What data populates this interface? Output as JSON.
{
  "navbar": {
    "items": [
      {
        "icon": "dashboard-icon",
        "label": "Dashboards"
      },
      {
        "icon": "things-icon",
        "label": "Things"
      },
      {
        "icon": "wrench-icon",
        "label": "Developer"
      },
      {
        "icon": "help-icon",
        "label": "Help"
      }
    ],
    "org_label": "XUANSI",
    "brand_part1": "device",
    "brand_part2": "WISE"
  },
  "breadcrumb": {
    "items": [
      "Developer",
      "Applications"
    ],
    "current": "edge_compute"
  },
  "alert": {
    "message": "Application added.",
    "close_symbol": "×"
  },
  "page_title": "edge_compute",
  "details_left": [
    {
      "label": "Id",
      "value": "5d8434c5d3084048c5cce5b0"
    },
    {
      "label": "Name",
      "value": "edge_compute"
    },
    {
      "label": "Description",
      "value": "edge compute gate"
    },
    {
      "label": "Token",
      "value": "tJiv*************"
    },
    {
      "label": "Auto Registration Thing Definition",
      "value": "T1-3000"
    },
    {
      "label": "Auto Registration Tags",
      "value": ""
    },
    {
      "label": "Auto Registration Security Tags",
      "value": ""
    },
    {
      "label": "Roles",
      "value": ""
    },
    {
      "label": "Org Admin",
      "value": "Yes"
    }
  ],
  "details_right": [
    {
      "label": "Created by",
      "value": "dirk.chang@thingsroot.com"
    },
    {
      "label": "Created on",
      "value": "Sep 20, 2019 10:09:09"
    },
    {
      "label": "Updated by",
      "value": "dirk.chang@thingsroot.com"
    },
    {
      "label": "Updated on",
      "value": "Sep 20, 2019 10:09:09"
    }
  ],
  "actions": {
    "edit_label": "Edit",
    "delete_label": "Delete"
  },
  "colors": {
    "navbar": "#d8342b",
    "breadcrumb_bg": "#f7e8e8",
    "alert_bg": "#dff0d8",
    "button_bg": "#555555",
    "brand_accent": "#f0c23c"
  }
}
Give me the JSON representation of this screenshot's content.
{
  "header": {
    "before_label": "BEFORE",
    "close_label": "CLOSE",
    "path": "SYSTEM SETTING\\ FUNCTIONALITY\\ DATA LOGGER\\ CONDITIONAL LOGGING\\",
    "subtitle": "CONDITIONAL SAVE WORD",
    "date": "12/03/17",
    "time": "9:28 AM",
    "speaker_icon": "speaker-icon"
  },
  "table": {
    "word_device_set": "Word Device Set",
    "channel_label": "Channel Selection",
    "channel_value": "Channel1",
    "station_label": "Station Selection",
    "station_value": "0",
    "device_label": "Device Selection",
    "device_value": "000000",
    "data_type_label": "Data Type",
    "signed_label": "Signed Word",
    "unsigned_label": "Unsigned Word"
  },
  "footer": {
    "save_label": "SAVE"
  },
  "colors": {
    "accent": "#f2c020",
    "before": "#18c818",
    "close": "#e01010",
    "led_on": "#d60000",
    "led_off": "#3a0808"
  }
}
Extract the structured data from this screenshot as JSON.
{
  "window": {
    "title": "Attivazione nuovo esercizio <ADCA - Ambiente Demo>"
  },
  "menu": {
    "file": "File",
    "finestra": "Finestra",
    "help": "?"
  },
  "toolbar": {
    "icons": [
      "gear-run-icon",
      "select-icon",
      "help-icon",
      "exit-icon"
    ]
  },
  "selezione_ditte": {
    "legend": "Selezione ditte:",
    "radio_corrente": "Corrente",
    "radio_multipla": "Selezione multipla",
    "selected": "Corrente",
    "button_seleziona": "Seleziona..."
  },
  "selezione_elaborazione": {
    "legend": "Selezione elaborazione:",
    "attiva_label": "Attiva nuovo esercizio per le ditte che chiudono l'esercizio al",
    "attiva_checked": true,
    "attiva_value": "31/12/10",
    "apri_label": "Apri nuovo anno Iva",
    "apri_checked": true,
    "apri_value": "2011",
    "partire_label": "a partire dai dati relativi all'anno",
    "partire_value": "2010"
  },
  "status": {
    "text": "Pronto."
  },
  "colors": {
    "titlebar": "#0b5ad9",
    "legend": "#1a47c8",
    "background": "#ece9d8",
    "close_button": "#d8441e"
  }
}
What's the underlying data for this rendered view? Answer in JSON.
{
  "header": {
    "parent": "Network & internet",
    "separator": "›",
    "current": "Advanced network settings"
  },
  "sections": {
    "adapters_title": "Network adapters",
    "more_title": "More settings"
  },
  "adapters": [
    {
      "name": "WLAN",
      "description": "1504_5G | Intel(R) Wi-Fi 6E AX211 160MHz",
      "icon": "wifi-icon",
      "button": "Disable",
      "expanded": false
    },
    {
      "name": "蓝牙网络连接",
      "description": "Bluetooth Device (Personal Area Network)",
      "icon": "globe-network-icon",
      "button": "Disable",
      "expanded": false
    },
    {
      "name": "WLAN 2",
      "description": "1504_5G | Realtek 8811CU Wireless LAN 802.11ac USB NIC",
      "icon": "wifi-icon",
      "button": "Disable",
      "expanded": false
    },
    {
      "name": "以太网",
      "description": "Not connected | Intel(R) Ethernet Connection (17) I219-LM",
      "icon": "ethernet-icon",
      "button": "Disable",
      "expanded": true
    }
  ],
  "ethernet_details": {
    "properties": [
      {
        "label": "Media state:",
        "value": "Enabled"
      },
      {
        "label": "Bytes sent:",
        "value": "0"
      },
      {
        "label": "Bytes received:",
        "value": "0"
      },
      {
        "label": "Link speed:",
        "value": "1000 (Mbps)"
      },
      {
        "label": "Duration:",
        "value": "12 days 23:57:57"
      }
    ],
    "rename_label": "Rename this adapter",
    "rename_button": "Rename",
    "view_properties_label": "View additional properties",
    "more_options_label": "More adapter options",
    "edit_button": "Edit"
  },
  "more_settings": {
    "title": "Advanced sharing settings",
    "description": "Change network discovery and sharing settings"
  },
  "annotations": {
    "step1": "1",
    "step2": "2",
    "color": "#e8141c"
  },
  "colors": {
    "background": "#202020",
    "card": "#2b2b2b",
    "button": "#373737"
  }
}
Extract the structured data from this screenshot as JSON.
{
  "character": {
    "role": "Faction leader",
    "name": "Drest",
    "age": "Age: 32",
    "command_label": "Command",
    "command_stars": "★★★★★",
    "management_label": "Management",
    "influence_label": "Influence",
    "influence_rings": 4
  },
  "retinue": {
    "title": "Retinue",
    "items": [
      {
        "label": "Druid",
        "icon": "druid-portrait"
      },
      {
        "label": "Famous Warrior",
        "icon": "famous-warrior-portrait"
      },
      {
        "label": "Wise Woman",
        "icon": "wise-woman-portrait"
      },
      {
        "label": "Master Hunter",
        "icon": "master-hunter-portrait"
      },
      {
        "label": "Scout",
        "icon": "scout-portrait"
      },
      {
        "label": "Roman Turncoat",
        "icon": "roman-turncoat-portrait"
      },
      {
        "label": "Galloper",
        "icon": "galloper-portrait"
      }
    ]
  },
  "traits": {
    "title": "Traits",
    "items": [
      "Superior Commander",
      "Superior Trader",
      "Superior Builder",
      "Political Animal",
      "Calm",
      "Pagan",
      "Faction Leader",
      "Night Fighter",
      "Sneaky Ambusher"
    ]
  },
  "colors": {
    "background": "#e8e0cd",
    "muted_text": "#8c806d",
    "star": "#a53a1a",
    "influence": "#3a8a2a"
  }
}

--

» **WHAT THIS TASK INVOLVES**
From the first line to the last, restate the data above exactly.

» **OUTPUT**
What data populates this interface? Output as JSON.
{
  "navbar": {
    "items": [
      {
        "icon": "dashboard-icon",
        "label": "Dashboards"
      },
      {
        "icon": "things-icon",
        "label": "Things"
      },
      {
        "icon": "wrench-icon",
        "label": "Developer"
      },
      {
        "icon": "help-icon",
        "label": "Help"
      }
    ],
    "org_label": "XUANSI",
    "brand_part1": "device",
    "brand_part2": "WISE"
  },
  "breadcrumb": {
    "items": [
      "Developer",
      "Applications"
    ],
    "current": "edge_compute"
  },
  "alert": {
    "message": "Application added.",
    "close_symbol": "×"
  },
  "page_title": "edge_compute",
  "details_left": [
    {
      "label": "Id",
      "value": "5d8434c5d3084048c5cce5b0"
    },
    {
      "label": "Name",
      "value": "edge_compute"
    },
    {
      "label": "Description",
      "value": "edge compute gate"
    },
    {
      "label": "Token",
      "value": "tJiv*************"
    },
    {
      "label": "Auto Registration Thing Definition",
      "value": "T1-3000"
    },
    {
      "label": "Auto Registration Tags",
      "value": ""
    },
    {
      "label": "Auto Registration Security Tags",
      "value": ""
    },
    {
      "label": "Roles",
      "value": ""
    },
    {
      "label": "Org Admin",
      "value": "Yes"
    }
  ],
  "details_right": [
    {
      "label": "Created by",
      "value": "dirk.chang@thingsroot.com"
    },
    {
      "label": "Created on",
      "value": "Sep 20, 2019 10:09:09"
    },
    {
      "label": "Updated by",
      "value": "dirk.chang@thingsroot.com"
    },
    {
      "label": "Updated on",
      "value": "Sep 20, 2019 10:09:09"
    }
  ],
  "actions": {
    "edit_label": "Edit",
    "delete_label": "Delete"
  },
  "colors": {
    "navbar": "#d8342b",
    "breadcrumb_bg": "#f7e8e8",
    "alert_bg": "#dff0d8",
    "button_bg": "#555555",
    "brand_accent": "#f0c23c"
  }
}
Give me the JSON representation of this screenshot's content.
{
  "header": {
    "before_label": "BEFORE",
    "close_label": "CLOSE",
    "path": "SYSTEM SETTING\\ FUNCTIONALITY\\ DATA LOGGER\\ CONDITIONAL LOGGING\\",
    "subtitle": "CONDITIONAL SAVE WORD",
    "date": "12/03/17",
    "time": "9:28 AM",
    "speaker_icon": "speaker-icon"
  },
  "table": {
    "word_device_set": "Word Device Set",
    "channel_label": "Channel Selection",
    "channel_value": "Channel1",
    "station_label": "Station Selection",
    "station_value": "0",
    "device_label": "Device Selection",
    "device_value": "000000",
    "data_type_label": "Data Type",
    "signed_label": "Signed Word",
    "unsigned_label": "Unsigned Word"
  },
  "footer": {
    "save_label": "SAVE"
  },
  "colors": {
    "accent": "#f2c020",
    "before": "#18c818",
    "close": "#e01010",
    "led_on": "#d60000",
    "led_off": "#3a0808"
  }
}
Extract the structured data from this screenshot as JSON.
{
  "window": {
    "title": "Attivazione nuovo esercizio <ADCA - Ambiente Demo>"
  },
  "menu": {
    "file": "File",
    "finestra": "Finestra",
    "help": "?"
  },
  "toolbar": {
    "icons": [
      "gear-run-icon",
      "select-icon",
      "help-icon",
      "exit-icon"
    ]
  },
  "selezione_ditte": {
    "legend": "Selezione ditte:",
    "radio_corrente": "Corrente",
    "radio_multipla": "Selezione multipla",
    "selected": "Corrente",
    "button_seleziona": "Seleziona..."
  },
  "selezione_elaborazione": {
    "legend": "Selezione elaborazione:",
    "attiva_label": "Attiva nuovo esercizio per le ditte che chiudono l'esercizio al",
    "attiva_checked": true,
    "attiva_value": "31/12/10",
    "apri_label": "Apri nuovo anno Iva",
    "apri_checked": true,
    "apri_value": "2011",
    "partire_label": "a partire dai dati relativi all'anno",
    "partire_value": "2010"
  },
  "status": {
    "text": "Pronto."
  },
  "colors": {
    "titlebar": "#0b5ad9",
    "legend": "#1a47c8",
    "background": "#ece9d8",
    "close_button": "#d8441e"
  }
}
What's the underlying data for this rendered view? Answer in JSON.
{
  "header": {
    "parent": "Network & internet",
    "separator": "›",
    "current": "Advanced network settings"
  },
  "sections": {
    "adapters_title": "Network adapters",
    "more_title": "More settings"
  },
  "adapters": [
    {
      "name": "WLAN",
      "description": "1504_5G | Intel(R) Wi-Fi 6E AX211 160MHz",
      "icon": "wifi-icon",
      "button": "Disable",
      "expanded": false
    },
    {
      "name": "蓝牙网络连接",
      "description": "Bluetooth Device (Personal Area Network)",
      "icon": "globe-network-icon",
      "button": "Disable",
      "expanded": false
    },
    {
      "name": "WLAN 2",
      "description": "1504_5G | Realtek 8811CU Wireless LAN 802.11ac USB NIC",
      "icon": "wifi-icon",
      "button": "Disable",
      "expanded": false
    },
    {
      "name": "以太网",
      "description": "Not connected | Intel(R) Ethernet Connection (17) I219-LM",
      "icon": "ethernet-icon",
      "button": "Disable",
      "expanded": true
    }
  ],
  "ethernet_details": {
    "properties": [
      {
        "label": "Media state:",
        "value": "Enabled"
      },
      {
        "label": "Bytes sent:",
        "value": "0"
      },
      {
        "label": "Bytes received:",
        "value": "0"
      },
      {
        "label": "Link speed:",
        "value": "1000 (Mbps)"
      },
      {
        "label": "Duration:",
        "value": "12 days 23:57:57"
      }
    ],
    "rename_label": "Rename this adapter",
    "rename_button": "Rename",
    "view_properties_label": "View additional properties",
    "more_options_label": "More adapter options",
    "edit_button": "Edit"
  },
  "more_settings": {
    "title": "Advanced sharing settings",
    "description": "Change network discovery and sharing settings"
  },
  "annotations": {
    "step1": "1",
    "step2": "2",
    "color": "#e8141c"
  },
  "colors": {
    "background": "#202020",
    "card": "#2b2b2b",
    "button": "#373737"
  }
}
Extract the structured data from this screenshot as JSON.
{
  "character": {
    "role": "Faction leader",
    "name": "Drest",
    "age": "Age: 32",
    "command_label": "Command",
    "command_stars": "★★★★★",
    "management_label": "Management",
    "influence_label": "Influence",
    "influence_rings": 4
  },
  "retinue": {
    "title": "Retinue",
    "items": [
      {
        "label": "Druid",
        "icon": "druid-portrait"
      },
      {
        "label": "Famous Warrior",
        "icon": "famous-warrior-portrait"
      },
      {
        "label": "Wise Woman",
        "icon": "wise-woman-portrait"
      },
      {
        "label": "Master Hunter",
        "icon": "master-hunter-portrait"
      },
      {
        "label": "Scout",
        "icon": "scout-portrait"
      },
      {
        "label": "Roman Turncoat",
        "icon": "roman-turncoat-portrait"
      },
      {
        "label": "Galloper",
        "icon": "galloper-portrait"
      }
    ]
  },
  "traits": {
    "title": "Traits",
    "items": [
      "Superior Commander",
      "Superior Trader",
      "Superior Builder",
      "Political Animal",
      "Calm",
      "Pagan",
      "Faction Leader",
      "Night Fighter",
      "Sneaky Ambusher"
    ]
  },
  "colors": {
    "background": "#e8e0cd",
    "muted_text": "#8c806d",
    "star": "#a53a1a",
    "influence": "#3a8a2a"
  }
}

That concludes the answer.